10 June 2013

It is customary to bury the dead

A form of drama that emphasizes the absurdity of human existence by employing disjointed, repetitious, and meaningless dialogue, purposeless and confusing situations, and plots that lack realistic or logical development.  That’s the description of a particular form of drama called ‘Theater of the Absurd’.  In the 21st Century where confusion has been globalized courtesy finely orchestrated media campaigns whose sole objective is to justify crimes against humanity and manufacture public consent for the same, the description is valid for any number of things and processes.  In Sri Lanka, perhaps there’s nothing more deserving of that description as the 13th Amendment to the Constitution.
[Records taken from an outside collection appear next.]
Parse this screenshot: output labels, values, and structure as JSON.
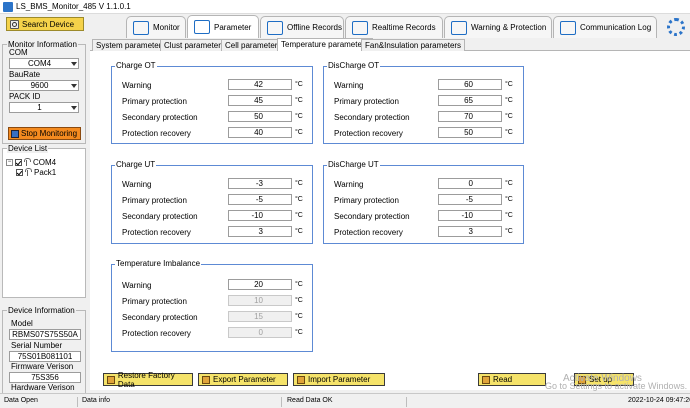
{
  "window": {
    "title": "LS_BMS_Monitor_485 V 1.1.0.1"
  },
  "left": {
    "search_button": "Search Device",
    "monitor_info": {
      "title": "Monitor Information",
      "com_label": "COM",
      "com_value": "COM4",
      "baurate_label": "BauRate",
      "baurate_value": "9600",
      "pack_label": "PACK ID",
      "pack_value": "1",
      "stop_button": "Stop Monitoring"
    },
    "device_list": {
      "title": "Device List",
      "root": "COM4",
      "child": "Pack1",
      "expander": "−"
    },
    "device_info": {
      "title": "Device Information",
      "model_label": "Model",
      "model_value": "RBMS07S75S50A",
      "serial_label": "Serial Number",
      "serial_value": "75S01B081101",
      "firmware_label": "Firmware Verison",
      "firmware_value": "75S356",
      "hardware_label": "Hardware Verison",
      "hardware_value": ""
    }
  },
  "tabs": [
    {
      "label": "Monitor"
    },
    {
      "label": "Parameter"
    },
    {
      "label": "Offline Records"
    },
    {
      "label": "Realtime Records"
    },
    {
      "label": "Warning & Protection"
    },
    {
      "label": "Communication Log"
    }
  ],
  "subtabs": [
    "System parameters",
    "Clust parameters",
    "Cell parameters",
    "Temperature parameters",
    "Fan&Insulation parameters"
  ],
  "unit": "°C",
  "groups": {
    "charge_ot": {
      "title": "Charge OT",
      "rows": [
        {
          "label": "Warning",
          "value": "42"
        },
        {
          "label": "Primary protection",
          "value": "45"
        },
        {
          "label": "Secondary protection",
          "value": "50"
        },
        {
          "label": "Protection recovery",
          "value": "40"
        }
      ]
    },
    "discharge_ot": {
      "title": "DisCharge OT",
      "rows": [
        {
          "label": "Warning",
          "value": "60"
        },
        {
          "label": "Primary protection",
          "value": "65"
        },
        {
          "label": "Secondary protection",
          "value": "70"
        },
        {
          "label": "Protection recovery",
          "value": "50"
        }
      ]
    },
    "charge_ut": {
      "title": "Charge UT",
      "rows": [
        {
          "label": "Warning",
          "value": "-3"
        },
        {
          "label": "Primary protection",
          "value": "-5"
        },
        {
          "label": "Secondary protection",
          "value": "-10"
        },
        {
          "label": "Protection recovery",
          "value": "3"
        }
      ]
    },
    "discharge_ut": {
      "title": "DisCharge UT",
      "rows": [
        {
          "label": "Warning",
          "value": "0"
        },
        {
          "label": "Primary protection",
          "value": "-5"
        },
        {
          "label": "Secondary protection",
          "value": "-10"
        },
        {
          "label": "Protection recovery",
          "value": "3"
        }
      ]
    },
    "temp_imbalance": {
      "title": "Temperature Imbalance",
      "rows": [
        {
          "label": "Warning",
          "value": "20"
        },
        {
          "label": "Primary protection",
          "value": "10"
        },
        {
          "label": "Secondary protection",
          "value": "15"
        },
        {
          "label": "Protection recovery",
          "value": "0"
        }
      ]
    }
  },
  "actions": {
    "restore": "Restore Factory Data",
    "export": "Export Parameter",
    "import": "Import Parameter",
    "read": "Read",
    "setup": "Set up"
  },
  "watermark": {
    "line1": "Activate Windows",
    "line2": "Go to Settings to activate Windows."
  },
  "status": {
    "open": "Data Open",
    "info": "Data info",
    "read": "Read Data OK",
    "time": "2022-10-24 09:47:26"
  },
  "colors": {
    "accent": "#2b74c9",
    "search_button": "#f5d24a",
    "stop_button": "#f48a1f",
    "action_button": "#f5e36a",
    "group_border": "#5d8ad4"
  }
}
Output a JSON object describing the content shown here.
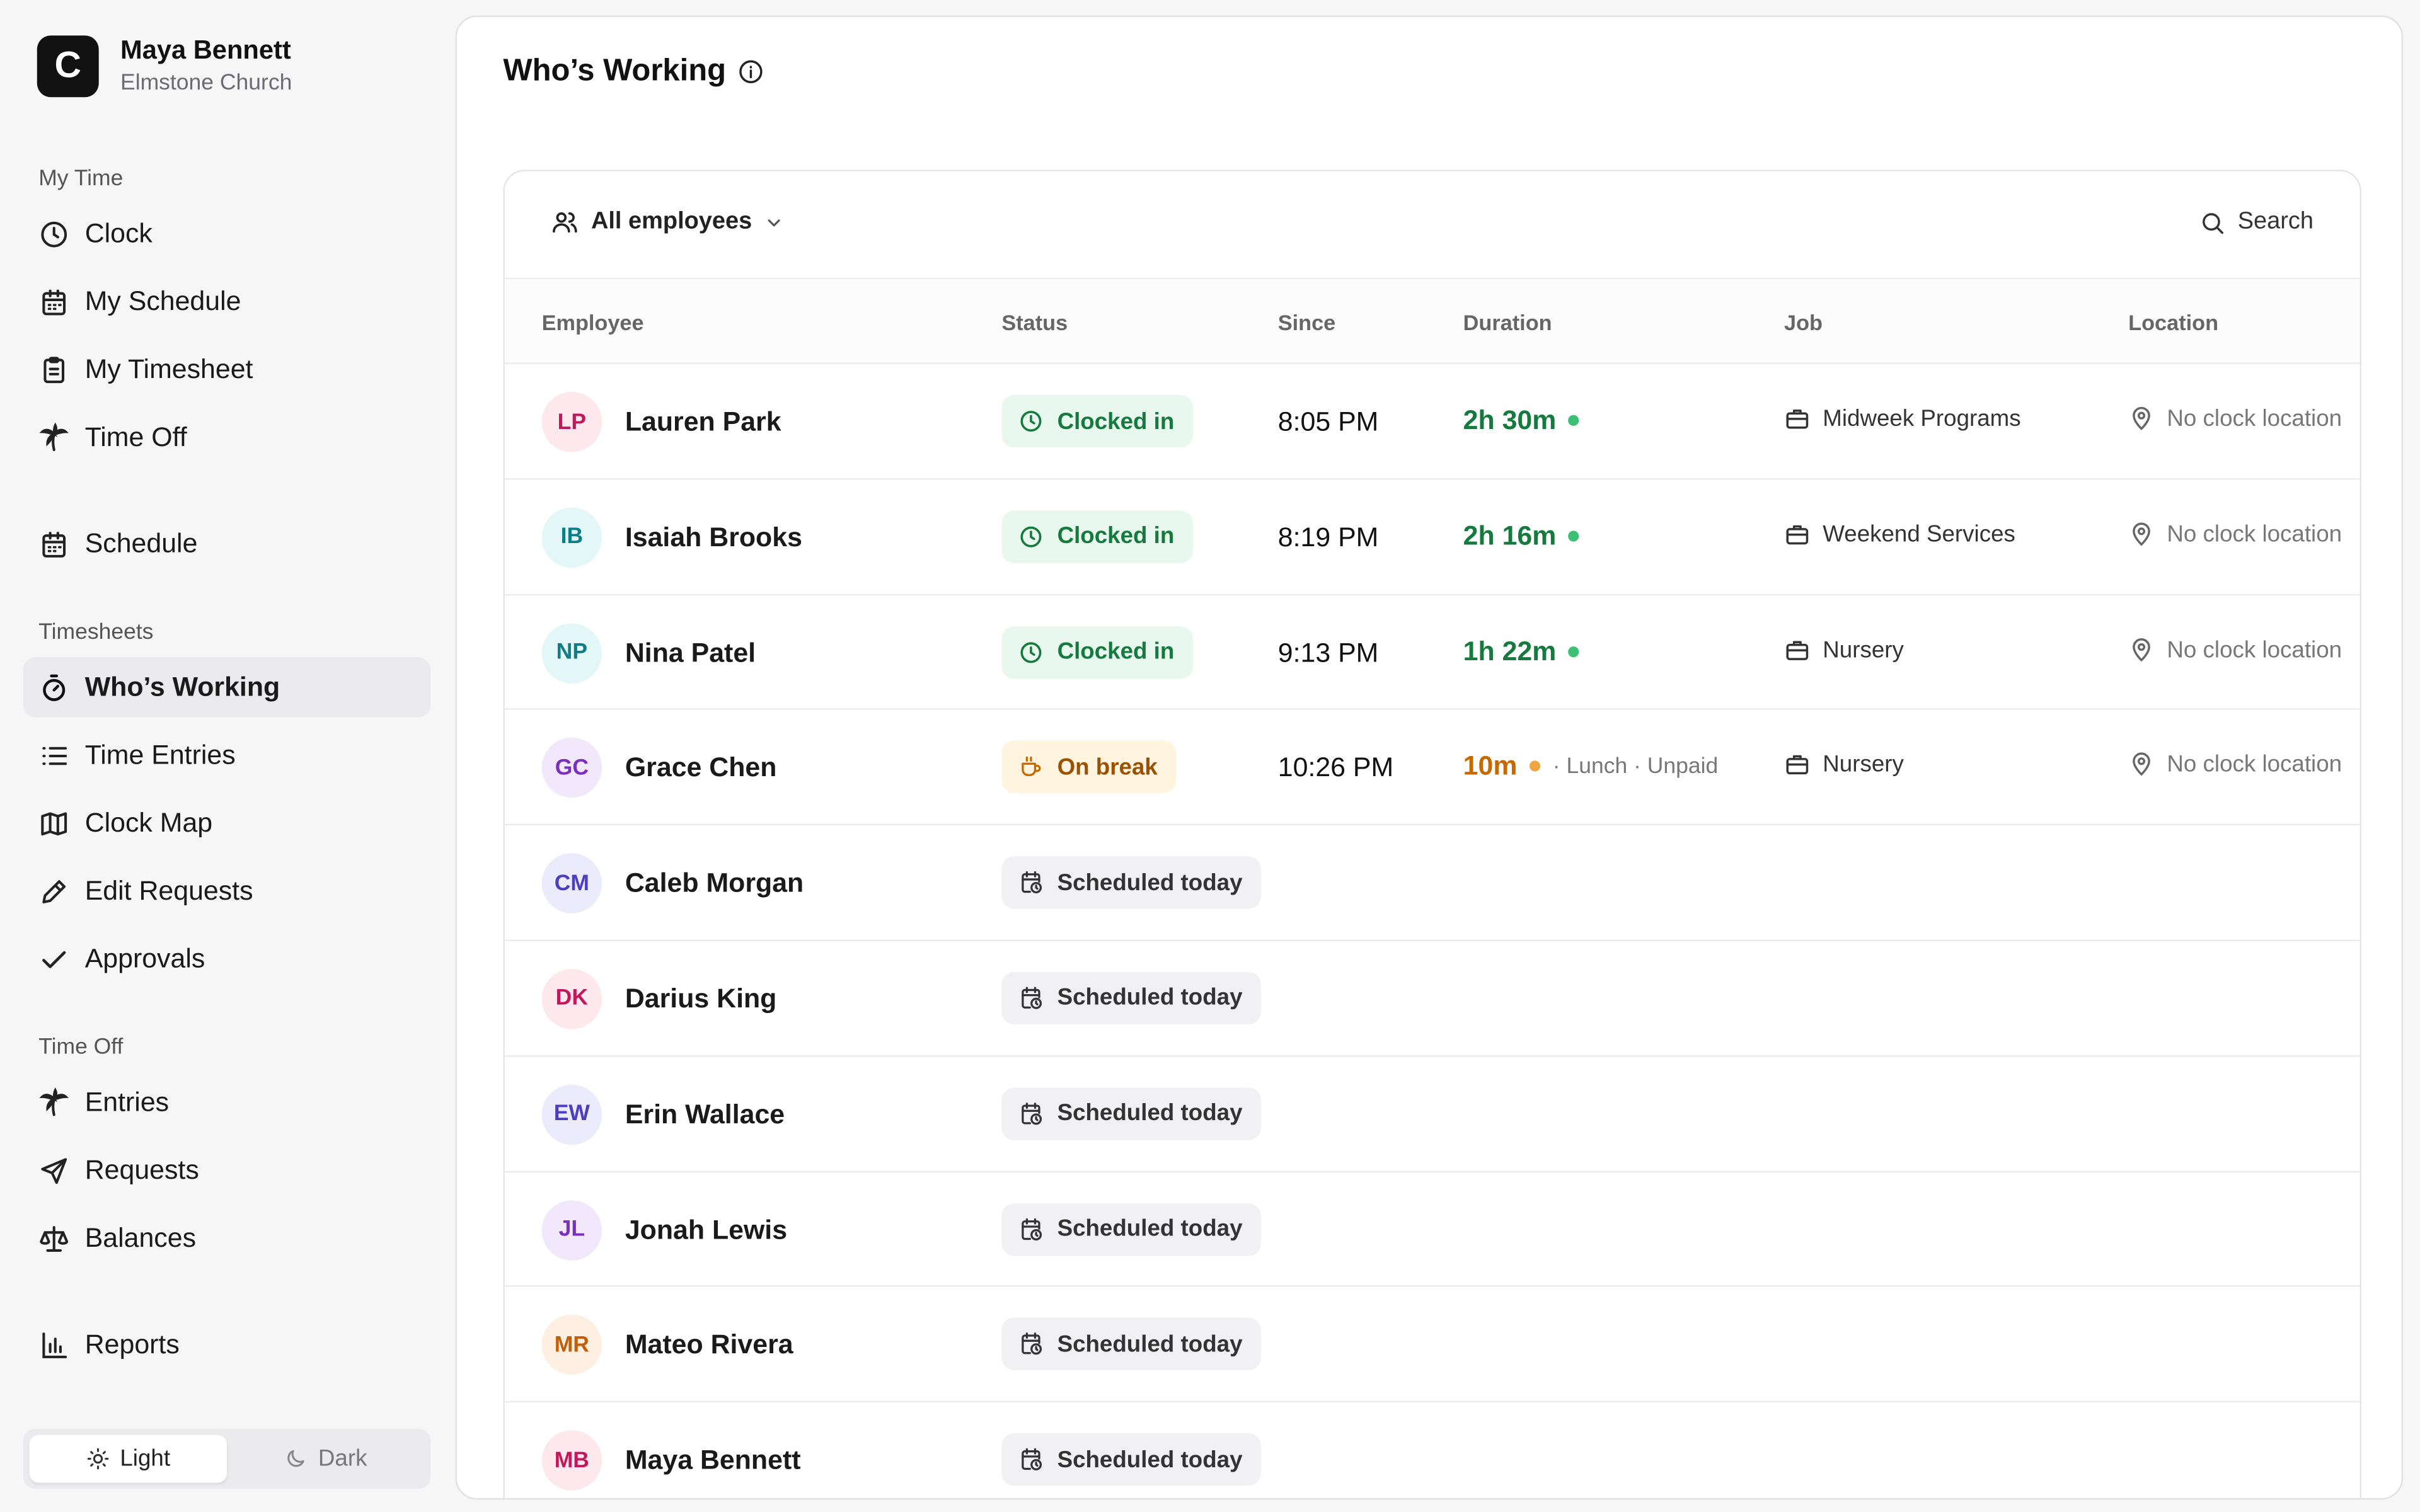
{
  "brand": {
    "logo_letter": "C",
    "user_name": "Maya Bennett",
    "org_name": "Elmstone Church"
  },
  "sidebar": {
    "sections": {
      "my_time": "My Time",
      "timesheets": "Timesheets",
      "time_off": "Time Off"
    },
    "items": {
      "clock": "Clock",
      "my_schedule": "My Schedule",
      "my_timesheet": "My Timesheet",
      "time_off": "Time Off",
      "schedule": "Schedule",
      "whos_working": "Who’s Working",
      "time_entries": "Time Entries",
      "clock_map": "Clock Map",
      "edit_requests": "Edit Requests",
      "approvals": "Approvals",
      "entries": "Entries",
      "requests": "Requests",
      "balances": "Balances",
      "reports": "Reports"
    },
    "theme": {
      "light": "Light",
      "dark": "Dark",
      "selected": "Light"
    }
  },
  "page": {
    "title": "Who’s Working"
  },
  "toolbar": {
    "filter_label": "All employees",
    "search_label": "Search"
  },
  "table": {
    "columns": {
      "employee": "Employee",
      "status": "Status",
      "since": "Since",
      "duration": "Duration",
      "job": "Job",
      "location": "Location"
    },
    "rows": [
      {
        "initials": "LP",
        "name": "Lauren Park",
        "status": "Clocked in",
        "since": "8:05 PM",
        "duration": "2h 30m",
        "duration_note": "",
        "job": "Midweek Programs",
        "location": "No clock location"
      },
      {
        "initials": "IB",
        "name": "Isaiah Brooks",
        "status": "Clocked in",
        "since": "8:19 PM",
        "duration": "2h 16m",
        "duration_note": "",
        "job": "Weekend Services",
        "location": "No clock location"
      },
      {
        "initials": "NP",
        "name": "Nina Patel",
        "status": "Clocked in",
        "since": "9:13 PM",
        "duration": "1h 22m",
        "duration_note": "",
        "job": "Nursery",
        "location": "No clock location"
      },
      {
        "initials": "GC",
        "name": "Grace Chen",
        "status": "On break",
        "since": "10:26 PM",
        "duration": "10m",
        "duration_note": "· Lunch · Unpaid",
        "job": "Nursery",
        "location": "No clock location"
      },
      {
        "initials": "CM",
        "name": "Caleb Morgan",
        "status": "Scheduled today"
      },
      {
        "initials": "DK",
        "name": "Darius King",
        "status": "Scheduled today"
      },
      {
        "initials": "EW",
        "name": "Erin Wallace",
        "status": "Scheduled today"
      },
      {
        "initials": "JL",
        "name": "Jonah Lewis",
        "status": "Scheduled today"
      },
      {
        "initials": "MR",
        "name": "Mateo Rivera",
        "status": "Scheduled today"
      },
      {
        "initials": "MB",
        "name": "Maya Bennett",
        "status": "Scheduled today"
      }
    ]
  },
  "colors": {
    "accent_green": "#167a3e",
    "accent_orange": "#c66a00",
    "avatar_pink_bg": "#fde8ee",
    "avatar_pink_fg": "#c2185b",
    "avatar_teal_bg": "#e3f6f8",
    "avatar_teal_fg": "#0f7c8a",
    "avatar_purple_bg": "#f1e9fb",
    "avatar_purple_fg": "#7b2fbe",
    "avatar_indigo_bg": "#ecebfb",
    "avatar_indigo_fg": "#4b3fbf",
    "avatar_orange_bg": "#fdf0e2",
    "avatar_orange_fg": "#c0600b"
  }
}
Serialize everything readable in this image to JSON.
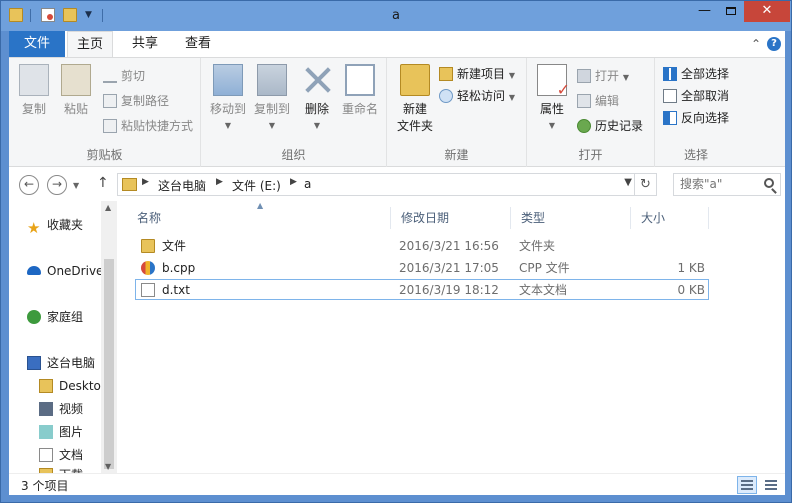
{
  "window": {
    "title": "a",
    "controls": {
      "minimize": "—",
      "maximize": "",
      "close": "✕"
    }
  },
  "ribbon_tabs": {
    "file": "文件",
    "home": "主页",
    "share": "共享",
    "view": "查看",
    "collapse": "⌃",
    "help": "?"
  },
  "ribbon": {
    "clipboard": {
      "label": "剪贴板",
      "copy": "复制",
      "paste": "粘贴",
      "cut": "剪切",
      "copy_path": "复制路径",
      "paste_shortcut": "粘贴快捷方式"
    },
    "organize": {
      "label": "组织",
      "move_to": "移动到",
      "copy_to": "复制到",
      "delete": "删除",
      "rename": "重命名"
    },
    "new": {
      "label": "新建",
      "new_folder_line1": "新建",
      "new_folder_line2": "文件夹",
      "new_item": "新建项目",
      "easy_access": "轻松访问"
    },
    "open": {
      "label": "打开",
      "properties": "属性",
      "open": "打开",
      "edit": "编辑",
      "history": "历史记录"
    },
    "select": {
      "label": "选择",
      "select_all": "全部选择",
      "select_none": "全部取消",
      "invert": "反向选择"
    }
  },
  "address": {
    "crumbs": [
      "这台电脑",
      "文件 (E:)",
      "a"
    ],
    "search_placeholder": "搜索\"a\""
  },
  "nav_pane": {
    "favorites": "收藏夹",
    "onedrive": "OneDrive",
    "homegroup": "家庭组",
    "this_pc": "这台电脑",
    "children": [
      "Desktop",
      "视频",
      "图片",
      "文档",
      "下载"
    ]
  },
  "columns": {
    "name": "名称",
    "date": "修改日期",
    "type": "类型",
    "size": "大小"
  },
  "files": [
    {
      "name": "文件",
      "date": "2016/3/21 16:56",
      "type": "文件夹",
      "size": "",
      "icon": "folder-icon"
    },
    {
      "name": "b.cpp",
      "date": "2016/3/21 17:05",
      "type": "CPP 文件",
      "size": "1 KB",
      "icon": "cpp-file-icon"
    },
    {
      "name": "d.txt",
      "date": "2016/3/19 18:12",
      "type": "文本文档",
      "size": "0 KB",
      "icon": "text-file-icon"
    }
  ],
  "status": {
    "item_count": "3 个项目"
  },
  "colors": {
    "accent": "#2a74c7",
    "title_bar": "#6fa0dc",
    "close_button": "#c7463a",
    "selection_border": "#7eb4ea"
  }
}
It was, to recap, thrust down Sri Lankan’s throat by Rajiv Gandhi determined to ‘Bhutanize’ the island, as a logical ‘next step’ to a process of destabilization started by his mother Indira Gandhi in 1982, when the first batch of Tamil militants were trained in India.  It was illegal.  Its legality was obtained by reiteration via elections.  It was rejected quickly enough by the ‘sole representatives of the Tamils’ (self-appointed) and their one-time mouthpieces, the TNA which recovered voice and franchise, paradoxically, courtesy the Sri Lankan security forces in May 2009.  Even today, the Tiger rump which clubs internationally rejects the 13th Amendment.  No one wants it.  It has benefitted only politicians and only because it serves the political teething necessary to take bigger bites out of the body politic at the national level. 

Those who reject the 13th do not subscribe to the same political ideology of course.  For some, the 13th is ‘too much’ while for others it is ‘not enough’.  Either way, it is neither here nor there; not an ‘interim’ option, not a working document for a better text.  It has only served political theatrics of the absurd kind. 

Although the Supreme Court de-merged the North and East, the potential for re-merging remained intact.  The clause for merging of provinces has no logic except to serve India’s purposes, i.e. destabilizing Sri Lanka in the event of a Government that is not as India-friendly as India would like comes to power.  The 13th is then essentially a Balkanization script awaiting enactment. 

The drama over the ‘Divi Neguma’ Bill demonstrated how a spoiler can scuttle national development initiatives.  It is in this context that a re-visit is called for.  The Cabinet is currently deliberating on the matter.  Those who have traditionally been ‘Pro-13th’ have asked for time to offer views.  Time has been given and that’s good.  The issue of land and police powers has been raised and remains ‘up in the air’ with both the Opposition (touching but not touching the issue in its much trumpeted recommendations for constitutional reform) and the Government (we’ve only seen the smaller elements of the coalition coming up with strong views) being cagey about definitive statements. 

Meanwhile, an ill-conceived and deformed political entity that has done nothing for the people continues to distract from the core issues of good governance and institutional reform which, rightfully, ought to take center stage in the matter of constitutional changes.  It is for all intents and purposes a dead object whose stench is a nauseating political reality that unsettles post-conflict processes of reconciliation and development. 

Indeed, it robs devolution from whatever logical worth it may have.  The 13th, after all, is not coterminous with ‘devolution’.  There can be other models.  For example, if taken to its logical conclusion, we would have to leave provinces behind and go straight to the Village Councils.  Alternately, the Eelam-map-fixing 13th can be done away with to make way for a more logical and scientific re-drawing of provincial boundaries that make for a more equitable distribution of resources and more efficient planning.  The 13th stops all that. 

If the Government feels charitable in letting the likes of DEW Gunasekera, Rauff Hakeem, Vasudeva Nanayakkara and others to offer views on proposed amendments to the 13th, it can go the whole hog and put the question to the voting public.  End of story. 

The bottom line is, Sri Lanka’s unity and integrity are not negotiable.  Want another ‘PS’?  We cannot import a solution, and it cannot be a Rajapaksa - Sampanthan agreement.’  It’s a people’s thing and that is exactly what the 13th Amendment is not!

The 13th is a political corpse that has being carted from forum to forum, election to election; it is a filthy rug that is posited as banner of conflict resolution.  It was India’s baby.  It is a cadaver that Sri Lanka is saddled with.  It is customary, need we say, to bury the dead. 


Anonymous said...

May the 13th Rest in Peace (a peaceful Sri Lanka that is)!